EXERCISE DIRECTIONS
Take the records below and write them out again exactly.

DATA UNDER STUDY

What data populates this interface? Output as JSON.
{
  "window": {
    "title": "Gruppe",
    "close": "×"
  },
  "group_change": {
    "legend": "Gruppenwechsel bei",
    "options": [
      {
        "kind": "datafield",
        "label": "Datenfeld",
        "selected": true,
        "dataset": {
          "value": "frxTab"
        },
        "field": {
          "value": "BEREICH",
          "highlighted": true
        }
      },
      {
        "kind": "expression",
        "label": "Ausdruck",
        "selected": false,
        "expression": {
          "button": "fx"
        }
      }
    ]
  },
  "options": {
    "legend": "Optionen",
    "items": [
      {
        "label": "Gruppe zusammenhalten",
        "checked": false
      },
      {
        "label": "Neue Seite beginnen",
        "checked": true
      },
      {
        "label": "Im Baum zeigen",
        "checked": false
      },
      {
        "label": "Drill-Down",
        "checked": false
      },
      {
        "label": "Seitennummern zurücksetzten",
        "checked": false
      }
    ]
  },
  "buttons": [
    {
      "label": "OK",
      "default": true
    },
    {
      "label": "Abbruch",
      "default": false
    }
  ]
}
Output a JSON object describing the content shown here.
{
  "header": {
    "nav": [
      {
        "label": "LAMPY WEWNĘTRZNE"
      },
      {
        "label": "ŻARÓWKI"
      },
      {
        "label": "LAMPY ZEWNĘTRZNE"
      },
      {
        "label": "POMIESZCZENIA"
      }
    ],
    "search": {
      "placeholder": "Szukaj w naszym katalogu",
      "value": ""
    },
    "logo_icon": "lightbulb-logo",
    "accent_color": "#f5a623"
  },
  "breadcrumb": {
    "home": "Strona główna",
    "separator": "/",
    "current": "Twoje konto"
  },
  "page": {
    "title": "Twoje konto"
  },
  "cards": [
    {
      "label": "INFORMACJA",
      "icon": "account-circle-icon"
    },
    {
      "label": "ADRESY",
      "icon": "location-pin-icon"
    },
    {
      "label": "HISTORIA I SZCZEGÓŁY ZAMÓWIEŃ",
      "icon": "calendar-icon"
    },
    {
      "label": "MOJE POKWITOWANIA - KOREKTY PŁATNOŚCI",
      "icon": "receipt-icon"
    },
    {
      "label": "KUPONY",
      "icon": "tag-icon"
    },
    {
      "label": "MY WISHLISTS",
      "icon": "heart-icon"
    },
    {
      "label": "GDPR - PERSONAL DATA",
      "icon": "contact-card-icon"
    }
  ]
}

RESULT OF THIS TASK
What data populates this interface? Output as JSON.
{
  "window": {
    "title": "Gruppe",
    "close": "×"
  },
  "group_change": {
    "legend": "Gruppenwechsel bei",
    "options": [
      {
        "kind": "datafield",
        "label": "Datenfeld",
        "selected": true,
        "dataset": {
          "value": "frxTab"
        },
        "field": {
          "value": "BEREICH",
          "highlighted": true
        }
      },
      {
        "kind": "expression",
        "label": "Ausdruck",
        "selected": false,
        "expression": {
          "button": "fx"
        }
      }
    ]
  },
  "options": {
    "legend": "Optionen",
    "items": [
      {
        "label": "Gruppe zusammenhalten",
        "checked": false
      },
      {
        "label": "Neue Seite beginnen",
        "checked": true
      },
      {
        "label": "Im Baum zeigen",
        "checked": false
      },
      {
        "label": "Drill-Down",
        "checked": false
      },
      {
        "label": "Seitennummern zurücksetzten",
        "checked": false
      }
    ]
  },
  "buttons": [
    {
      "label": "OK",
      "default": true
    },
    {
      "label": "Abbruch",
      "default": false
    }
  ]
}
Output a JSON object describing the content shown here.
{
  "header": {
    "nav": [
      {
        "label": "LAMPY WEWNĘTRZNE"
      },
      {
        "label": "ŻARÓWKI"
      },
      {
        "label": "LAMPY ZEWNĘTRZNE"
      },
      {
        "label": "POMIESZCZENIA"
      }
    ],
    "search": {
      "placeholder": "Szukaj w naszym katalogu",
      "value": ""
    },
    "logo_icon": "lightbulb-logo",
    "accent_color": "#f5a623"
  },
  "breadcrumb": {
    "home": "Strona główna",
    "separator": "/",
    "current": "Twoje konto"
  },
  "page": {
    "title": "Twoje konto"
  },
  "cards": [
    {
      "label": "INFORMACJA",
      "icon": "account-circle-icon"
    },
    {
      "label": "ADRESY",
      "icon": "location-pin-icon"
    },
    {
      "label": "HISTORIA I SZCZEGÓŁY ZAMÓWIEŃ",
      "icon": "calendar-icon"
    },
    {
      "label": "MOJE POKWITOWANIA - KOREKTY PŁATNOŚCI",
      "icon": "receipt-icon"
    },
    {
      "label": "KUPONY",
      "icon": "tag-icon"
    },
    {
      "label": "MY WISHLISTS",
      "icon": "heart-icon"
    },
    {
      "label": "GDPR - PERSONAL DATA",
      "icon": "contact-card-icon"
    }
  ]
}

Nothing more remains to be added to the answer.